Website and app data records

--- --- ---

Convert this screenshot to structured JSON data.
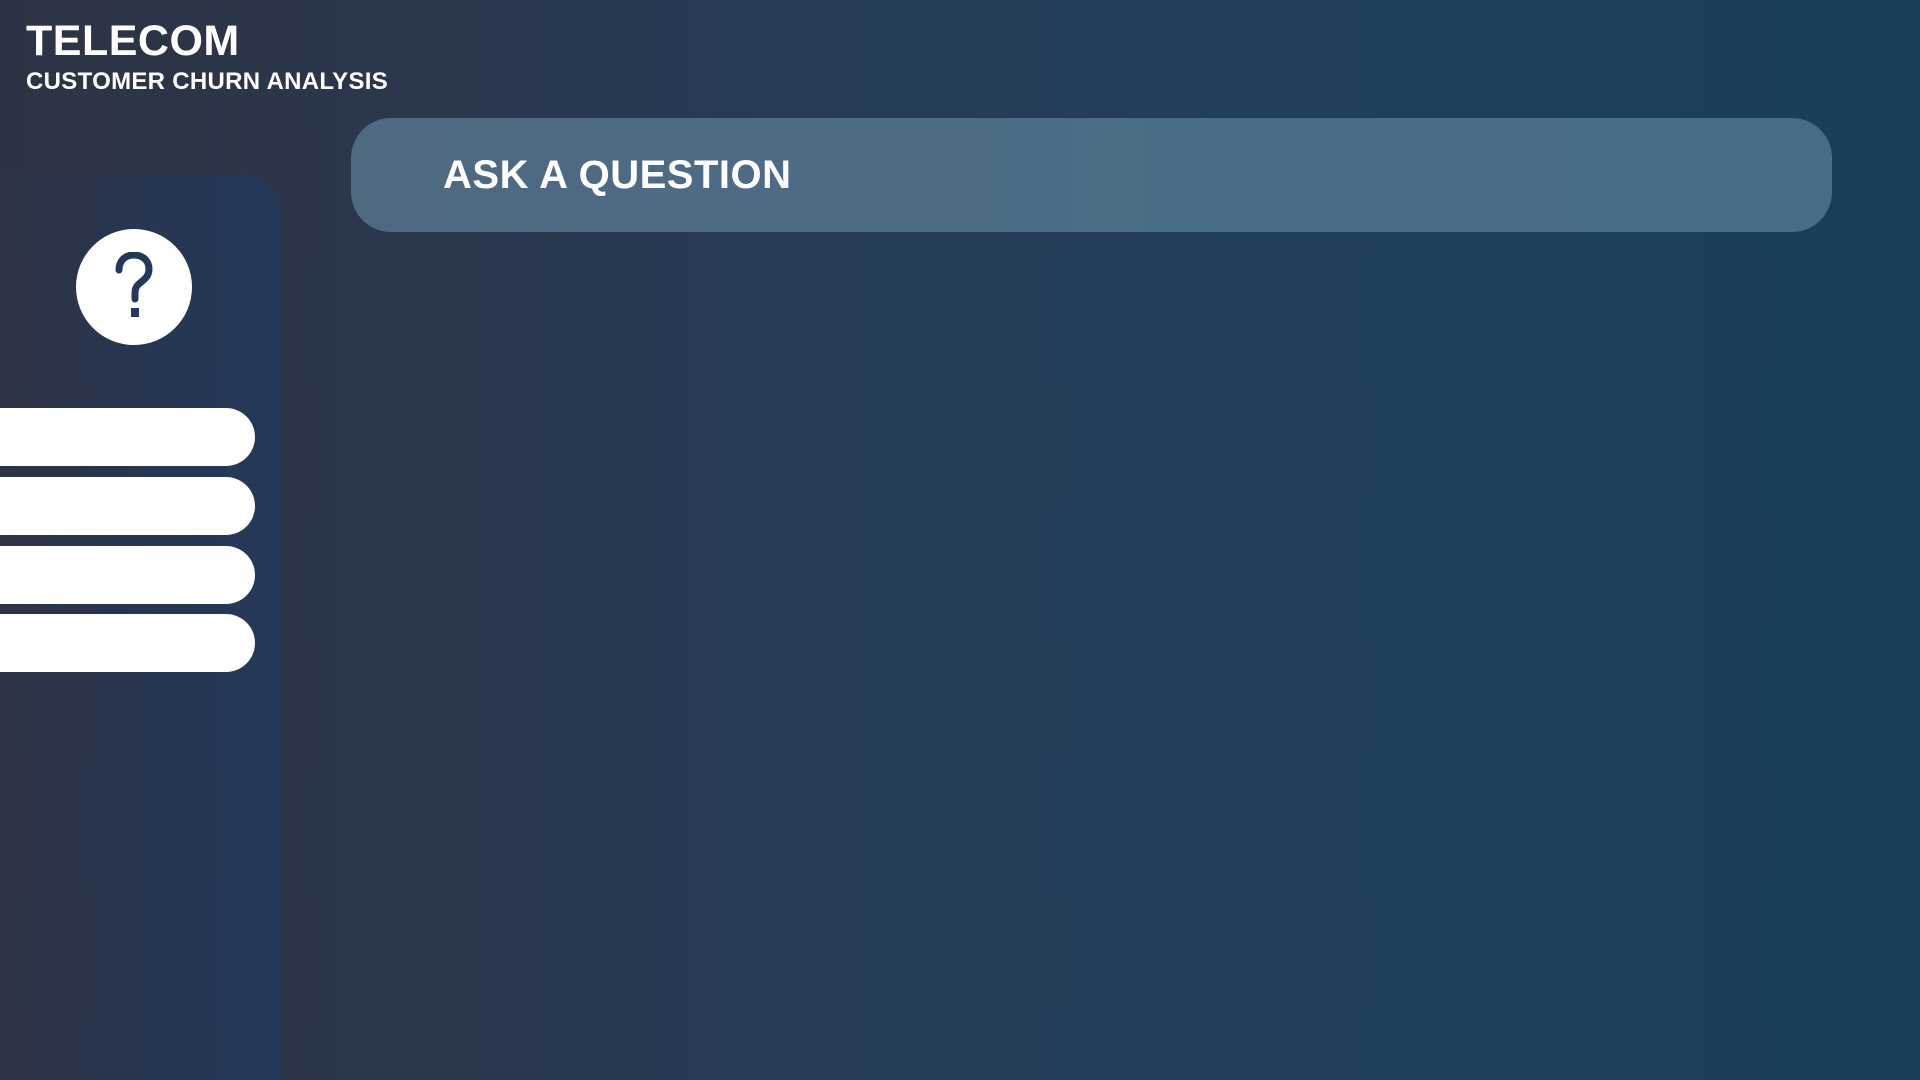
{
  "header": {
    "title": "TELECOM",
    "subtitle": "CUSTOMER CHURN ANALYSIS"
  },
  "sidebar": {
    "help_icon": "question-mark-icon",
    "nav_items": [
      {
        "label": ""
      },
      {
        "label": ""
      },
      {
        "label": ""
      },
      {
        "label": ""
      }
    ]
  },
  "qa": {
    "placeholder": "ASK A QUESTION"
  },
  "colors": {
    "background_left": "#2d3344",
    "background_right": "#193f58",
    "question_bar": "#44637a",
    "icon_dark": "#24385a",
    "white": "#ffffff"
  }
}
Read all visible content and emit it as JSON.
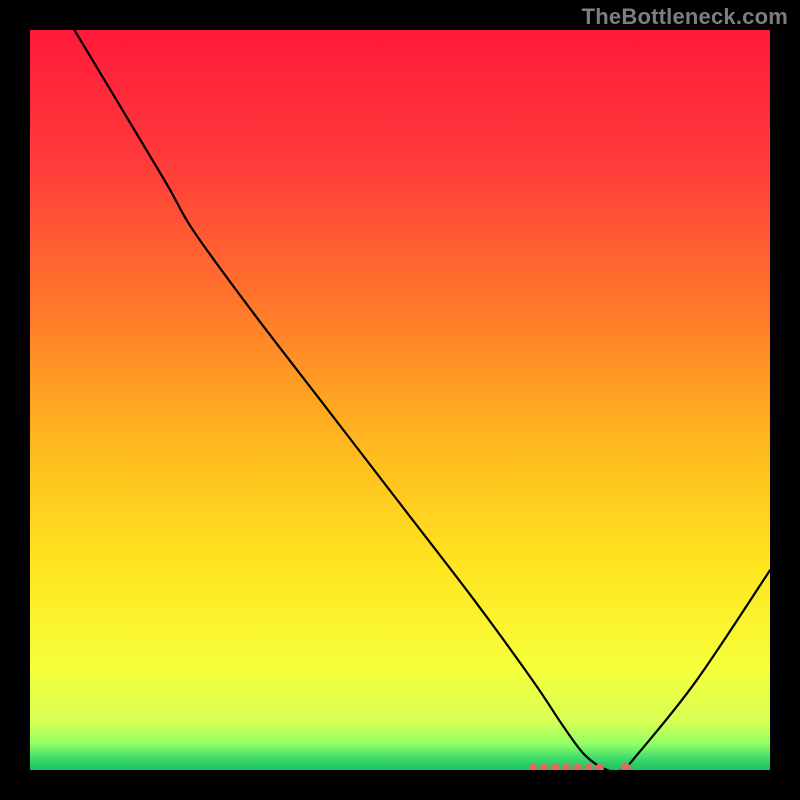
{
  "watermark": "TheBottleneck.com",
  "chart_data": {
    "type": "line",
    "title": "",
    "xlabel": "",
    "ylabel": "",
    "xlim": [
      0,
      100
    ],
    "ylim": [
      0,
      100
    ],
    "series": [
      {
        "name": "bottleneck-curve",
        "x": [
          0,
          6,
          18,
          22,
          30,
          40,
          50,
          60,
          68,
          72,
          75,
          78,
          80,
          82,
          90,
          100
        ],
        "y": [
          110,
          100,
          80,
          73,
          62,
          49,
          36,
          23,
          12,
          6,
          2,
          0,
          0,
          2,
          12,
          27
        ]
      }
    ],
    "markers": {
      "name": "optimal-range-dots",
      "x": [
        68.0,
        69.5,
        71.0,
        72.5,
        74.0,
        75.5,
        77.0,
        80.5
      ],
      "y": [
        0.3,
        0.3,
        0.3,
        0.3,
        0.3,
        0.3,
        0.3,
        0.3
      ]
    },
    "gradient_bands": [
      {
        "stop": 0.0,
        "color": "#ff1a3a"
      },
      {
        "stop": 0.18,
        "color": "#ff3b3b"
      },
      {
        "stop": 0.38,
        "color": "#ff7a2a"
      },
      {
        "stop": 0.55,
        "color": "#ffb51f"
      },
      {
        "stop": 0.72,
        "color": "#ffe41f"
      },
      {
        "stop": 0.86,
        "color": "#f6ff3a"
      },
      {
        "stop": 0.935,
        "color": "#d7ff55"
      },
      {
        "stop": 0.965,
        "color": "#8fff66"
      },
      {
        "stop": 0.985,
        "color": "#3bd96b"
      },
      {
        "stop": 1.0,
        "color": "#1fbf63"
      }
    ],
    "axes_visible": false
  }
}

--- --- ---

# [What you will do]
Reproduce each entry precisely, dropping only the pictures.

# [Answer section]
Convert this screenshot to structured JSON data.
{
  "header": {
    "title": "TELECOM",
    "subtitle": "CUSTOMER CHURN ANALYSIS"
  },
  "sidebar": {
    "help_icon": "question-mark-icon",
    "nav_items": [
      {
        "label": ""
      },
      {
        "label": ""
      },
      {
        "label": ""
      },
      {
        "label": ""
      }
    ]
  },
  "qa": {
    "placeholder": "ASK A QUESTION"
  },
  "colors": {
    "background_left": "#2d3344",
    "background_right": "#193f58",
    "question_bar": "#44637a",
    "icon_dark": "#24385a",
    "white": "#ffffff"
  }
}
Read all visible content and emit it as JSON.
{
  "watermark": "TheBottleneck.com",
  "chart_data": {
    "type": "line",
    "title": "",
    "xlabel": "",
    "ylabel": "",
    "xlim": [
      0,
      100
    ],
    "ylim": [
      0,
      100
    ],
    "series": [
      {
        "name": "bottleneck-curve",
        "x": [
          0,
          6,
          18,
          22,
          30,
          40,
          50,
          60,
          68,
          72,
          75,
          78,
          80,
          82,
          90,
          100
        ],
        "y": [
          110,
          100,
          80,
          73,
          62,
          49,
          36,
          23,
          12,
          6,
          2,
          0,
          0,
          2,
          12,
          27
        ]
      }
    ],
    "markers": {
      "name": "optimal-range-dots",
      "x": [
        68.0,
        69.5,
        71.0,
        72.5,
        74.0,
        75.5,
        77.0,
        80.5
      ],
      "y": [
        0.3,
        0.3,
        0.3,
        0.3,
        0.3,
        0.3,
        0.3,
        0.3
      ]
    },
    "gradient_bands": [
      {
        "stop": 0.0,
        "color": "#ff1a3a"
      },
      {
        "stop": 0.18,
        "color": "#ff3b3b"
      },
      {
        "stop": 0.38,
        "color": "#ff7a2a"
      },
      {
        "stop": 0.55,
        "color": "#ffb51f"
      },
      {
        "stop": 0.72,
        "color": "#ffe41f"
      },
      {
        "stop": 0.86,
        "color": "#f6ff3a"
      },
      {
        "stop": 0.935,
        "color": "#d7ff55"
      },
      {
        "stop": 0.965,
        "color": "#8fff66"
      },
      {
        "stop": 0.985,
        "color": "#3bd96b"
      },
      {
        "stop": 1.0,
        "color": "#1fbf63"
      }
    ],
    "axes_visible": false
  }
}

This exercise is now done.